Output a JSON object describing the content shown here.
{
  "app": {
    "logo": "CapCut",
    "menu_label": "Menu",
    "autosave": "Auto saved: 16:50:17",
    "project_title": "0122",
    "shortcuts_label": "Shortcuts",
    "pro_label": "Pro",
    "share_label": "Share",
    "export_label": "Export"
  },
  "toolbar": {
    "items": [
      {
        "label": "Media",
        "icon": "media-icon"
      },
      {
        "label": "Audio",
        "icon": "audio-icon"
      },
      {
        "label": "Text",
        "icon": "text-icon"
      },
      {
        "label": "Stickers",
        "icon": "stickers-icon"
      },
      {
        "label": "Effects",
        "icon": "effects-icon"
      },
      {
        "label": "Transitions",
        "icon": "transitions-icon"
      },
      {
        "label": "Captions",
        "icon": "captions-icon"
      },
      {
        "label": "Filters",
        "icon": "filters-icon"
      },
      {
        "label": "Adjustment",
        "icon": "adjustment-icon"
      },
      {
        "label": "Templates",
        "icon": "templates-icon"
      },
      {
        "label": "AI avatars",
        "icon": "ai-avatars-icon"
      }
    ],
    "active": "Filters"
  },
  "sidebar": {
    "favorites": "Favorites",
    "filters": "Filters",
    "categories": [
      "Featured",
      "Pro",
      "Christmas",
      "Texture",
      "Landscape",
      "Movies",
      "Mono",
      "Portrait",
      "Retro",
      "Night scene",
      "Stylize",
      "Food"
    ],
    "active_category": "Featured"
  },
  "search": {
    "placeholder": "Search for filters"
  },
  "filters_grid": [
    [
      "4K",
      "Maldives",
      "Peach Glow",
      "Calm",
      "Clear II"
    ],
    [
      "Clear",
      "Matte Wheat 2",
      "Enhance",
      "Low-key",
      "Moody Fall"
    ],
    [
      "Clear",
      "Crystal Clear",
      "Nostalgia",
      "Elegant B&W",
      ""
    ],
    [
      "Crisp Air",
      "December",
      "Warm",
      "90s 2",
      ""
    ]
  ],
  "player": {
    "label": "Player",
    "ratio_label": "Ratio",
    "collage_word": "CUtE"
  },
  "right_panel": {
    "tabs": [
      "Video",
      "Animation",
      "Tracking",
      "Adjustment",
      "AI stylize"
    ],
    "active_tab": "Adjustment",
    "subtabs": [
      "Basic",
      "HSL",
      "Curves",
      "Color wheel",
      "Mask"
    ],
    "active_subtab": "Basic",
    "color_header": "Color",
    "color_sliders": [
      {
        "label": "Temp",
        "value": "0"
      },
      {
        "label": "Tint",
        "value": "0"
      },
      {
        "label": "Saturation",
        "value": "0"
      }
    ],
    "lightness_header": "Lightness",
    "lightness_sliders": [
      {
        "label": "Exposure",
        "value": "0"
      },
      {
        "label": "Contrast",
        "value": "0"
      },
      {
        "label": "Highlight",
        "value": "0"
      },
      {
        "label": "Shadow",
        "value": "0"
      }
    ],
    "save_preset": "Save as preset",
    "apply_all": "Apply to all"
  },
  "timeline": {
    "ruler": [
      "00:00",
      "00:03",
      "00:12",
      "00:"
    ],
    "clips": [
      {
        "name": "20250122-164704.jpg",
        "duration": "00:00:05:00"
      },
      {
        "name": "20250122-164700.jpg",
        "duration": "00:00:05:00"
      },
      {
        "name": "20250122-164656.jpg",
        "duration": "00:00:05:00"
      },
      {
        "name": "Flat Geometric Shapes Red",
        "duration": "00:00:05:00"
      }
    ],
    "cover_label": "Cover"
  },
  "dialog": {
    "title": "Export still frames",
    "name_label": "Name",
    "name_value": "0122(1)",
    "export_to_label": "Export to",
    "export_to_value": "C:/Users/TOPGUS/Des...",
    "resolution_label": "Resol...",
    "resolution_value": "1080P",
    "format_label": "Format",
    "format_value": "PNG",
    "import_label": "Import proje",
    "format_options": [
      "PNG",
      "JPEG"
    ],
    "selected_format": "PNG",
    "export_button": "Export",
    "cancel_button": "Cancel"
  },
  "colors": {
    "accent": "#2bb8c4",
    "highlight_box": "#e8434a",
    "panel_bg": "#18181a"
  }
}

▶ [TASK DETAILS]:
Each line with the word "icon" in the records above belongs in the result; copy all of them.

▶ [WRITTEN RESPONSE]:
        "icon": "media-icon"
        "icon": "audio-icon"
        "icon": "text-icon"
        "icon": "stickers-icon"
        "icon": "effects-icon"
        "icon": "transitions-icon"
        "icon": "captions-icon"
        "icon": "filters-icon"
        "icon": "adjustment-icon"
        "icon": "templates-icon"
        "icon": "ai-avatars-icon"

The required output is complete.